▸ **What you should do**
Go line by line through the data and copy those with the word "улица".

──────────────────────────────

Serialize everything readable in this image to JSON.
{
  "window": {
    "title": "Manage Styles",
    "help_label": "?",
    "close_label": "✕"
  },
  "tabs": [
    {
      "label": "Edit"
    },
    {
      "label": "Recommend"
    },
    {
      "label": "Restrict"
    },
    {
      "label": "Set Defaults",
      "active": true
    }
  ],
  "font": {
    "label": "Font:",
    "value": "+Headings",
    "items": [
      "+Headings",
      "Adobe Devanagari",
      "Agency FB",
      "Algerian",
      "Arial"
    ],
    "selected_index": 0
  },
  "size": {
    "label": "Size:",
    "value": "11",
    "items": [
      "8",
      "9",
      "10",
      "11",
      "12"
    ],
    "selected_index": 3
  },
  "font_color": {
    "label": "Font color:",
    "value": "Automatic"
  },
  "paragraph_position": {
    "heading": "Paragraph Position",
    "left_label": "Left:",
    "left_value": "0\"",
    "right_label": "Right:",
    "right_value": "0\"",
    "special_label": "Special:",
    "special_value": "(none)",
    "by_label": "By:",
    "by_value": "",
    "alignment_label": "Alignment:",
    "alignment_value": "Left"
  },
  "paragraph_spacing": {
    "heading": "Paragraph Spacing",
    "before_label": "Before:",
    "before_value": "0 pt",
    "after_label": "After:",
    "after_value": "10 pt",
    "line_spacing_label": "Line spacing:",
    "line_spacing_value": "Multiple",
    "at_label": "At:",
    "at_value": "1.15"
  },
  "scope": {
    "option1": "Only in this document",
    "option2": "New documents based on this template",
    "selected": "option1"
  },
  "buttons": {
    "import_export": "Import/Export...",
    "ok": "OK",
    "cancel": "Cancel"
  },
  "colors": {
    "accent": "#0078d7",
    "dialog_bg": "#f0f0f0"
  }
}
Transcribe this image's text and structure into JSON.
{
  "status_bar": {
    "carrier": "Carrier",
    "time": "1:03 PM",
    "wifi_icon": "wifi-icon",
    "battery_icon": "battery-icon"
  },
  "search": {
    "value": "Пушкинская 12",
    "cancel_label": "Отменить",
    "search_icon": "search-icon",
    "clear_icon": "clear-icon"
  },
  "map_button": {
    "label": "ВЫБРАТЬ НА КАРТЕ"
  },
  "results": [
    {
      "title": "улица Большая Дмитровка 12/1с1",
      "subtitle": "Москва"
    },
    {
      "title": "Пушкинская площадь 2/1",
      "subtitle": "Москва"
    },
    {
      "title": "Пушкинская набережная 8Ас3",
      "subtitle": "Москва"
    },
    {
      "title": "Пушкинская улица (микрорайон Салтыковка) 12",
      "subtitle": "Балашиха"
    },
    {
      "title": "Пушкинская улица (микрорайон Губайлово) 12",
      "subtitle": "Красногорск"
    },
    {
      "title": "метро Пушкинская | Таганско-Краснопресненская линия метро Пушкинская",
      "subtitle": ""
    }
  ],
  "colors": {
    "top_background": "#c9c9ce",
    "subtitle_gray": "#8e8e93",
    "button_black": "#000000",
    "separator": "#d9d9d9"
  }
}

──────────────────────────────

▸ **Solved exercise**
      "title": "улица Большая Дмитровка 12/1с1",
      "title": "Пушкинская улица (микрорайон Салтыковка) 12",
      "title": "Пушкинская улица (микрорайон Губайлово) 12",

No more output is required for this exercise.